*** RECORDED INFORMATION ***
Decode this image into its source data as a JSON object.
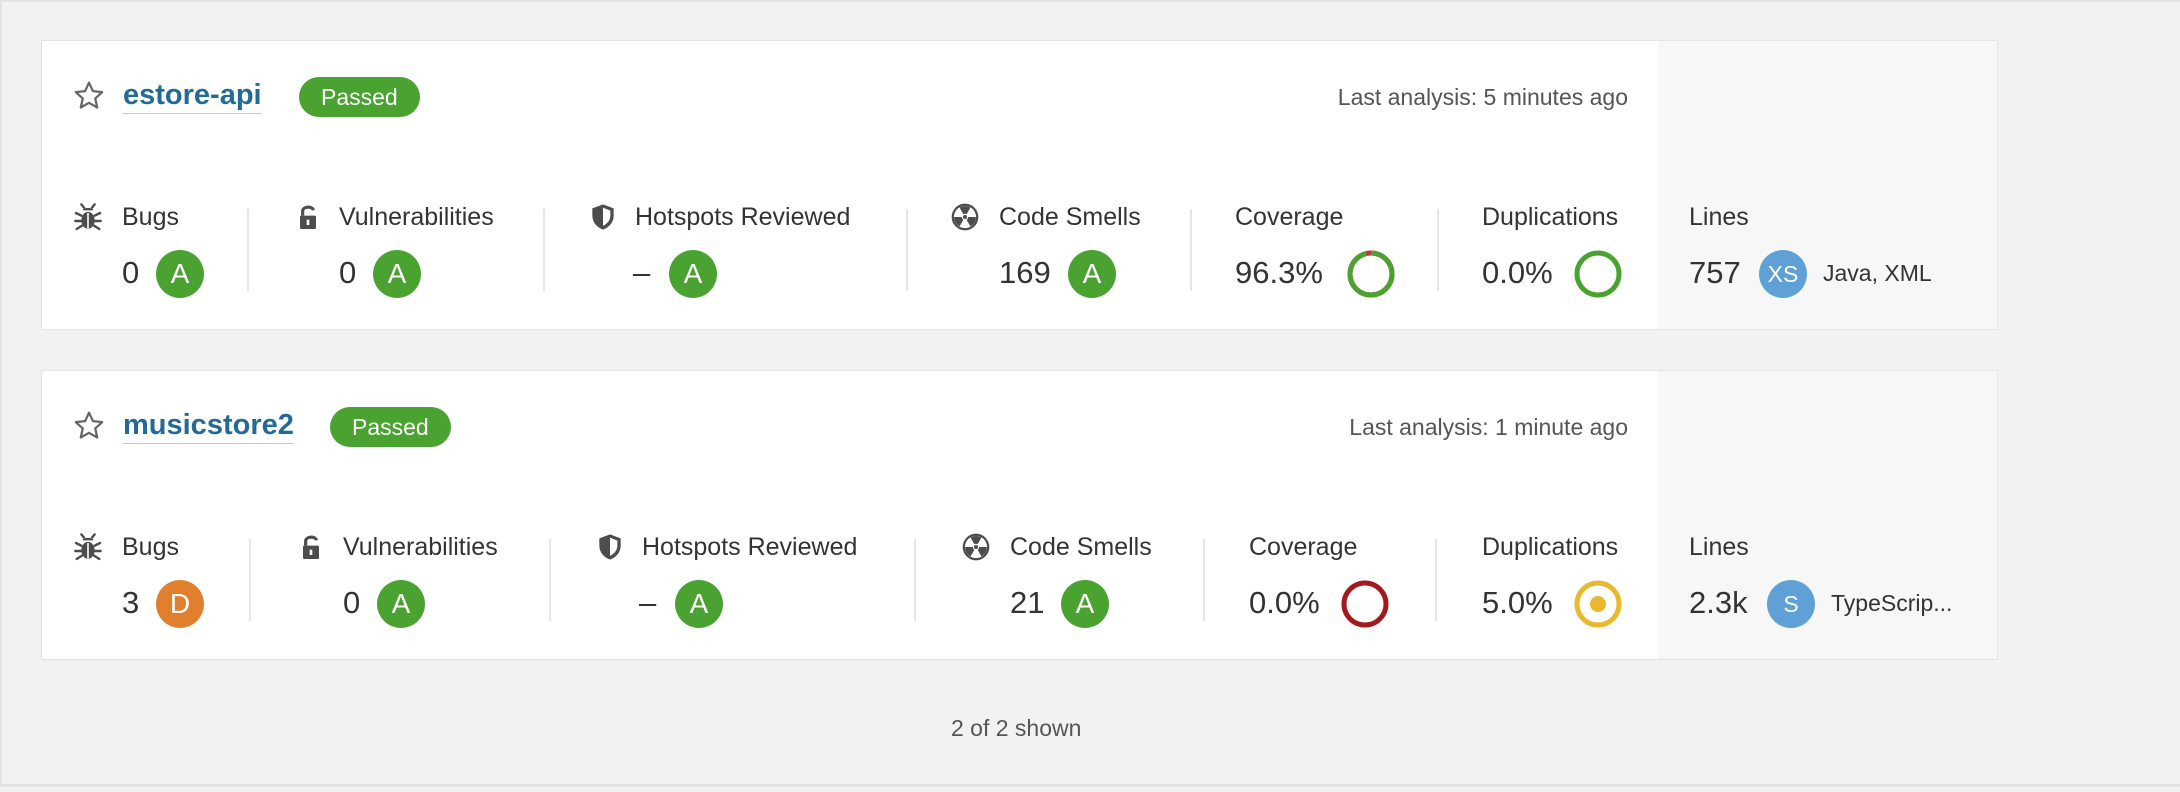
{
  "projects": [
    {
      "name": "estore-api",
      "quality_gate": "Passed",
      "last_analysis": "Last analysis: 5 minutes ago",
      "bugs": {
        "label": "Bugs",
        "value": "0",
        "rating": "A",
        "rating_color": "#4aa230"
      },
      "vulnerabilities": {
        "label": "Vulnerabilities",
        "value": "0",
        "rating": "A",
        "rating_color": "#4aa230"
      },
      "hotspots": {
        "label": "Hotspots Reviewed",
        "value": "–",
        "rating": "A",
        "rating_color": "#4aa230"
      },
      "code_smells": {
        "label": "Code Smells",
        "value": "169",
        "rating": "A",
        "rating_color": "#4aa230"
      },
      "coverage": {
        "label": "Coverage",
        "value": "96.3%",
        "percent": 96.3,
        "color": "#4aa230"
      },
      "duplications": {
        "label": "Duplications",
        "value": "0.0%",
        "percent": 0.0,
        "color": "#4aa230"
      },
      "lines": {
        "label": "Lines",
        "value": "757",
        "size": "XS",
        "languages": "Java, XML"
      }
    },
    {
      "name": "musicstore2",
      "quality_gate": "Passed",
      "last_analysis": "Last analysis: 1 minute ago",
      "bugs": {
        "label": "Bugs",
        "value": "3",
        "rating": "D",
        "rating_color": "#e07f2e"
      },
      "vulnerabilities": {
        "label": "Vulnerabilities",
        "value": "0",
        "rating": "A",
        "rating_color": "#4aa230"
      },
      "hotspots": {
        "label": "Hotspots Reviewed",
        "value": "–",
        "rating": "A",
        "rating_color": "#4aa230"
      },
      "code_smells": {
        "label": "Code Smells",
        "value": "21",
        "rating": "A",
        "rating_color": "#4aa230"
      },
      "coverage": {
        "label": "Coverage",
        "value": "0.0%",
        "percent": 0.0,
        "color": "#a4191d"
      },
      "duplications": {
        "label": "Duplications",
        "value": "5.0%",
        "percent": 5.0,
        "color": "#e8b92e"
      },
      "lines": {
        "label": "Lines",
        "value": "2.3k",
        "size": "S",
        "languages": "TypeScrip..."
      }
    }
  ],
  "footer": {
    "shown": "2 of 2 shown"
  },
  "icons": {
    "favorite": "star-icon",
    "bugs": "bug-icon",
    "vulnerabilities": "lock-icon",
    "hotspots": "shield-icon",
    "code_smells": "radiation-icon"
  },
  "colors": {
    "passed": "#4aa230",
    "link": "#236a97",
    "rating_a": "#4aa230",
    "rating_d": "#e07f2e",
    "size_badge": "#5fa1d6"
  }
}
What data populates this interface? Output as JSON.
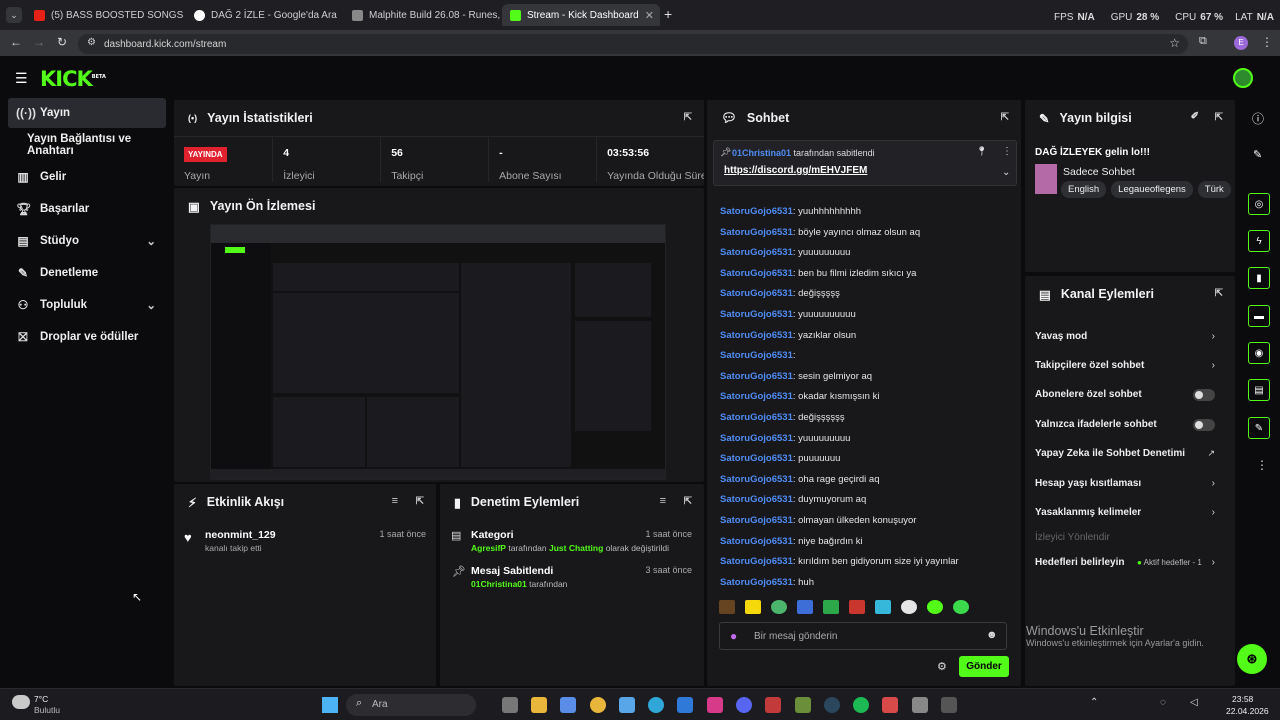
{
  "browser": {
    "tabs": [
      {
        "label": "(5) BASS BOOSTED SONGS 202"
      },
      {
        "label": "DAĞ 2 İZLE - Google'da Ara"
      },
      {
        "label": "Malphite Build 26.08 - Runes, It"
      },
      {
        "label": "Stream - Kick Dashboard"
      }
    ],
    "url": "dashboard.kick.com/stream",
    "perf": {
      "fps_label": "FPS",
      "fps_value": "N/A",
      "gpu_label": "GPU",
      "gpu_value": "28 %",
      "cpu_label": "CPU",
      "cpu_value": "67 %",
      "lat_label": "LAT",
      "lat_value": "N/A"
    },
    "profile_initial": "E"
  },
  "logo": {
    "text": "KICK",
    "beta": "BETA"
  },
  "sidebar": {
    "items": [
      {
        "label": "Yayın",
        "icon": "broadcast-icon"
      },
      {
        "label": "Yayın Bağlantısı ve Anahtarı"
      },
      {
        "label": "Gelir",
        "icon": "chart-icon"
      },
      {
        "label": "Başarılar",
        "icon": "trophy-icon"
      },
      {
        "label": "Stüdyo",
        "icon": "studio-icon"
      },
      {
        "label": "Denetleme",
        "icon": "wrench-icon"
      },
      {
        "label": "Topluluk",
        "icon": "community-icon"
      },
      {
        "label": "Droplar ve ödüller",
        "icon": "gift-icon"
      }
    ]
  },
  "stats_panel": {
    "title": "Yayın İstatistikleri",
    "live_badge": "YAYINDA",
    "cells": [
      {
        "label": "Yayın",
        "value": ""
      },
      {
        "label": "İzleyici",
        "value": "4"
      },
      {
        "label": "Takipçi",
        "value": "56"
      },
      {
        "label": "Abone Sayısı",
        "value": "-"
      },
      {
        "label": "Yayında Olduğu Süre",
        "value": "03:53:56"
      }
    ]
  },
  "preview_panel": {
    "title": "Yayın Ön İzlemesi"
  },
  "activity_panel": {
    "title": "Etkinlik Akışı",
    "items": [
      {
        "user": "neonmint_129",
        "text": "kanalı takip etti",
        "time": "1 saat önce"
      }
    ]
  },
  "moderation_panel": {
    "title": "Denetim Eylemleri",
    "items": [
      {
        "title": "Kategori",
        "user": "AgresifP",
        "mid": "tarafından",
        "highlight": "Just Chatting",
        "tail": "olarak değiştirildi",
        "time": "1 saat önce"
      },
      {
        "title": "Mesaj Sabitlendi",
        "user": "01Christina01",
        "mid": "tarafından",
        "highlight": "",
        "tail": "",
        "time": "3 saat önce"
      }
    ]
  },
  "chat": {
    "title": "Sohbet",
    "pinned": {
      "user": "01Christina01",
      "by": "tarafından sabitlendi",
      "link": "https://discord.gg/mEHVJFEM"
    },
    "messages": [
      {
        "user": "SatoruGojo6531",
        "text": ": yuuhhhhhhhhh"
      },
      {
        "user": "SatoruGojo6531",
        "text": ": böyle yayıncı olmaz olsun aq"
      },
      {
        "user": "SatoruGojo6531",
        "text": ": yuuuuuuuuu"
      },
      {
        "user": "SatoruGojo6531",
        "text": ": ben bu filmi izledim sıkıcı ya"
      },
      {
        "user": "SatoruGojo6531",
        "text": ": değişşşşş"
      },
      {
        "user": "SatoruGojo6531",
        "text": ": yuuuuuuuuuu"
      },
      {
        "user": "SatoruGojo6531",
        "text": ": yazıklar olsun"
      },
      {
        "user": "SatoruGojo6531",
        "text": ":"
      },
      {
        "user": "SatoruGojo6531",
        "text": ": sesin gelmiyor aq"
      },
      {
        "user": "SatoruGojo6531",
        "text": ": okadar kısmışsın ki"
      },
      {
        "user": "SatoruGojo6531",
        "text": ": değişşşşşş"
      },
      {
        "user": "SatoruGojo6531",
        "text": ": yuuuuuuuuu"
      },
      {
        "user": "SatoruGojo6531",
        "text": ": puuuuuuu"
      },
      {
        "user": "SatoruGojo6531",
        "text": ": oha rage geçirdi aq"
      },
      {
        "user": "SatoruGojo6531",
        "text": ": duymuyorum aq"
      },
      {
        "user": "SatoruGojo6531",
        "text": ": olmayan ülkeden konuşuyor"
      },
      {
        "user": "SatoruGojo6531",
        "text": ": niye bağırdın ki"
      },
      {
        "user": "SatoruGojo6531",
        "text": ": kırıldım ben gidiyorum size iyi yayınlar"
      },
      {
        "user": "SatoruGojo6531",
        "text": ": huh"
      }
    ],
    "input_placeholder": "Bir mesaj gönderin",
    "send_label": "Gönder"
  },
  "stream_info": {
    "title": "Yayın bilgisi",
    "stream_title": "DAĞ İZLEYEK gelin lo!!!",
    "category": "Sadece Sohbet",
    "tags": [
      "English",
      "Legaueoflegens",
      "Türk"
    ]
  },
  "channel_actions": {
    "title": "Kanal Eylemleri",
    "items": [
      {
        "label": "Yavaş mod",
        "control": "chevron"
      },
      {
        "label": "Takipçilere özel sohbet",
        "control": "chevron"
      },
      {
        "label": "Abonelere özel sohbet",
        "control": "toggle",
        "value": false
      },
      {
        "label": "Yalnızca ifadelerle sohbet",
        "control": "toggle",
        "value": false
      },
      {
        "label": "Yapay Zeka ile Sohbet Denetimi",
        "control": "external"
      },
      {
        "label": "Hesap yaşı kısıtlaması",
        "control": "chevron"
      },
      {
        "label": "Yasaklanmış kelimeler",
        "control": "chevron"
      },
      {
        "label": "İzleyici Yönlendir",
        "control": "disabled"
      },
      {
        "label": "Hedefleri belirleyin",
        "control": "goal",
        "extra": "Aktif hedefler - 1"
      }
    ]
  },
  "watermark": {
    "line1": "Windows'u Etkinleştir",
    "line2": "Windows'u etkinleştirmek için Ayarlar'a gidin."
  },
  "taskbar": {
    "weather_temp": "7°C",
    "weather_text": "Bulutlu",
    "search": "Ara",
    "time": "23:58",
    "date": "22.04.2026"
  },
  "colors": {
    "accent": "#53fc18",
    "live": "#e0222f",
    "chat_user": "#4f8df5",
    "panel": "#18181b",
    "bg": "#0b0b0d"
  }
}
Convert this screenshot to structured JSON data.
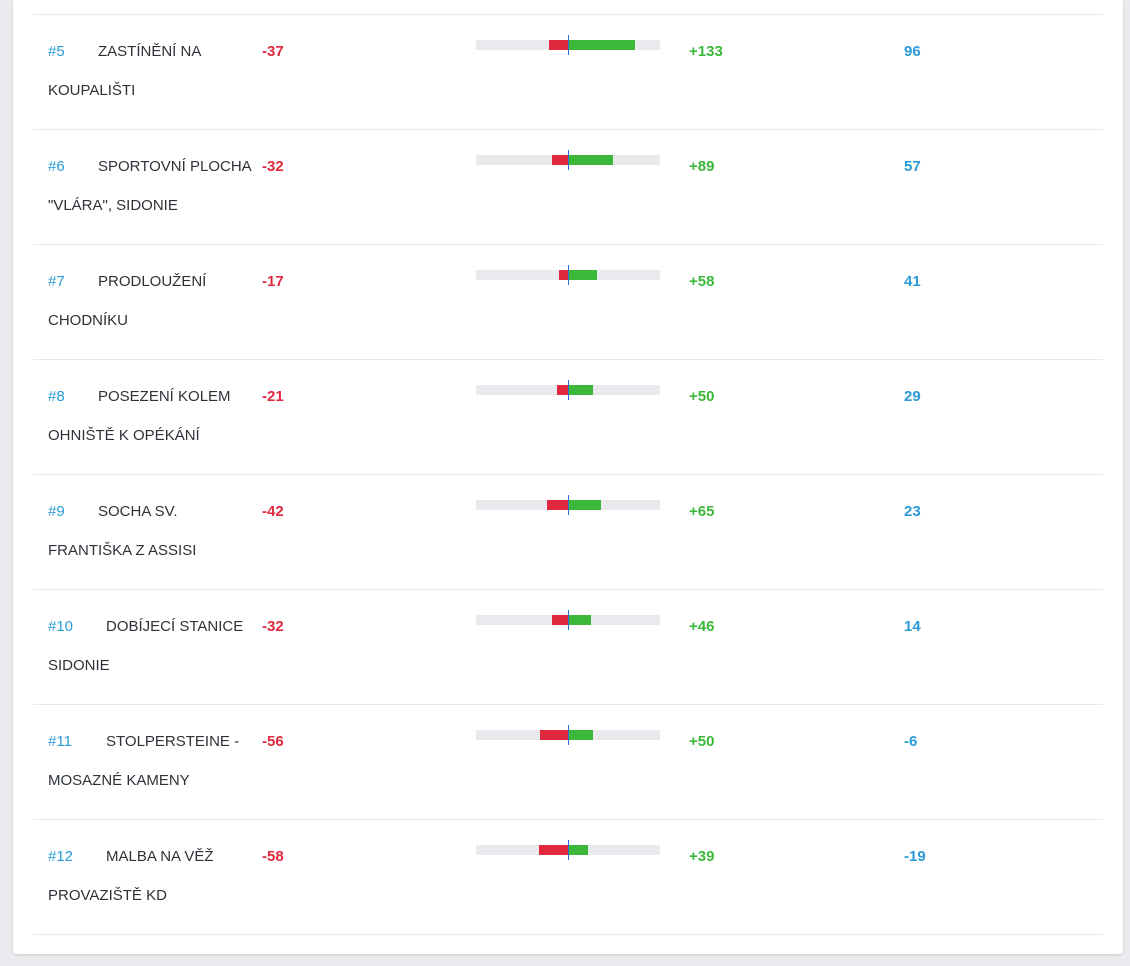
{
  "colors": {
    "negative": "#e0283e",
    "positive": "#3bb83a",
    "accent": "#2a9bd7",
    "track": "#e8eaed"
  },
  "bar_scale_max": 133,
  "rows": [
    {
      "num": "#5",
      "name": "ZASTÍNĚNÍ NA KOUPALIŠTI",
      "minus": "-37",
      "plus": "+133",
      "total": "96",
      "neg_value": 37,
      "pos_value": 133
    },
    {
      "num": "#6",
      "name": "SPORTOVNÍ PLOCHA \"VLÁRA\", SIDONIE",
      "minus": "-32",
      "plus": "+89",
      "total": "57",
      "neg_value": 32,
      "pos_value": 89
    },
    {
      "num": "#7",
      "name": "PRODLOUŽENÍ CHODNÍKU",
      "minus": "-17",
      "plus": "+58",
      "total": "41",
      "neg_value": 17,
      "pos_value": 58
    },
    {
      "num": "#8",
      "name": "POSEZENÍ KOLEM OHNIŠTĚ K OPÉKÁNÍ",
      "minus": "-21",
      "plus": "+50",
      "total": "29",
      "neg_value": 21,
      "pos_value": 50
    },
    {
      "num": "#9",
      "name": "SOCHA SV. FRANTIŠKA Z ASSISI",
      "minus": "-42",
      "plus": "+65",
      "total": "23",
      "neg_value": 42,
      "pos_value": 65
    },
    {
      "num": "#10",
      "name": "DOBÍJECÍ STANICE SIDONIE",
      "minus": "-32",
      "plus": "+46",
      "total": "14",
      "neg_value": 32,
      "pos_value": 46
    },
    {
      "num": "#11",
      "name": "STOLPERSTEINE - MOSAZNÉ KAMENY",
      "minus": "-56",
      "plus": "+50",
      "total": "-6",
      "neg_value": 56,
      "pos_value": 50
    },
    {
      "num": "#12",
      "name": "MALBA NA VĚŽ PROVAZIŠTĚ KD",
      "minus": "-58",
      "plus": "+39",
      "total": "-19",
      "neg_value": 58,
      "pos_value": 39
    }
  ]
}
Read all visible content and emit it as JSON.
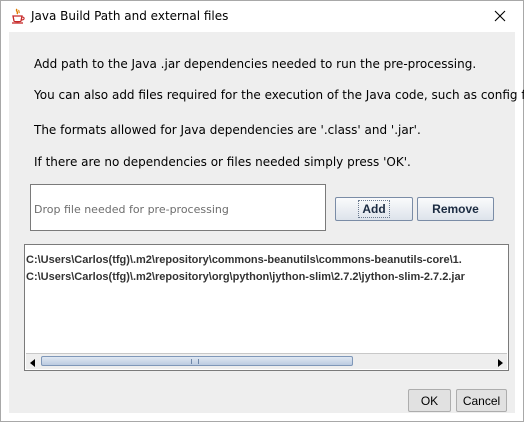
{
  "window": {
    "title": "Java Build Path and external files",
    "icon": "java-cup-icon",
    "close_icon": "close-icon"
  },
  "description": {
    "line1": "Add path to the Java .jar dependencies needed to run the pre-processing.",
    "line2": "You can also add files required for the execution of the Java code, such as config files.",
    "line3": "The formats allowed for Java dependencies are '.class' and '.jar'.",
    "line4": "If there are no dependencies or files needed simply press 'OK'."
  },
  "drop_area": {
    "placeholder": "Drop file needed for pre-processing"
  },
  "buttons": {
    "add": "Add",
    "remove": "Remove",
    "ok": "OK",
    "cancel": "Cancel"
  },
  "file_list": {
    "items": [
      "C:\\Users\\Carlos(tfg)\\.m2\\repository\\commons-beanutils\\commons-beanutils-core\\1.",
      "C:\\Users\\Carlos(tfg)\\.m2\\repository\\org\\python\\jython-slim\\2.7.2\\jython-slim-2.7.2.jar"
    ]
  },
  "colors": {
    "dialog_background": "#eeeeee",
    "button_text": "#1b2b41",
    "scroll_thumb": "#bccbe0"
  }
}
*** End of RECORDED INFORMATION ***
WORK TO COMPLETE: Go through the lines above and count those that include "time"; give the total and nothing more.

ANSWER SPACE: 4